How to complete this task ->
Going through the entries below, count each line containing the word "chevron". Report the number only.

Component data from apps and pages
>>>

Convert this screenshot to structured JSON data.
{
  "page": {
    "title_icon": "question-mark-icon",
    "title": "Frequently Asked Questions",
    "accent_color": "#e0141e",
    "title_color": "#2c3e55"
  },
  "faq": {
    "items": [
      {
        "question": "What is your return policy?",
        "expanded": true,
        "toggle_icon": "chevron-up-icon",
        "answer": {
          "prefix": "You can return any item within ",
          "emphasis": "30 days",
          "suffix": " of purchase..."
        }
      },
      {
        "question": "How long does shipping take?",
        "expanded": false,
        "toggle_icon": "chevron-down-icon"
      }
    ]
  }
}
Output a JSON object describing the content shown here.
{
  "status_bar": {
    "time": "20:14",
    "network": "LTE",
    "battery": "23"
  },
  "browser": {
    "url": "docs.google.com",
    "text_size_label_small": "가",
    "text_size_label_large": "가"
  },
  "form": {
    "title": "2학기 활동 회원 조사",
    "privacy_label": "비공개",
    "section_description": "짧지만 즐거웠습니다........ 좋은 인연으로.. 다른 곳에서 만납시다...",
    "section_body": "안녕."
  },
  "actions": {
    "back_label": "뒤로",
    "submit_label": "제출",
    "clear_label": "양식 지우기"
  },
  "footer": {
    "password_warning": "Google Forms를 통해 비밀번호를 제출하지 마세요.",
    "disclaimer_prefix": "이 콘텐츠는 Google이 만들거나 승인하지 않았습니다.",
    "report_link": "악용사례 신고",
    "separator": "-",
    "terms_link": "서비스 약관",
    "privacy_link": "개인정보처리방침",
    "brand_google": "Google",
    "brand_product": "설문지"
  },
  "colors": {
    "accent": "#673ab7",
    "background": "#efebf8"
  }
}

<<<

Finished task ->
2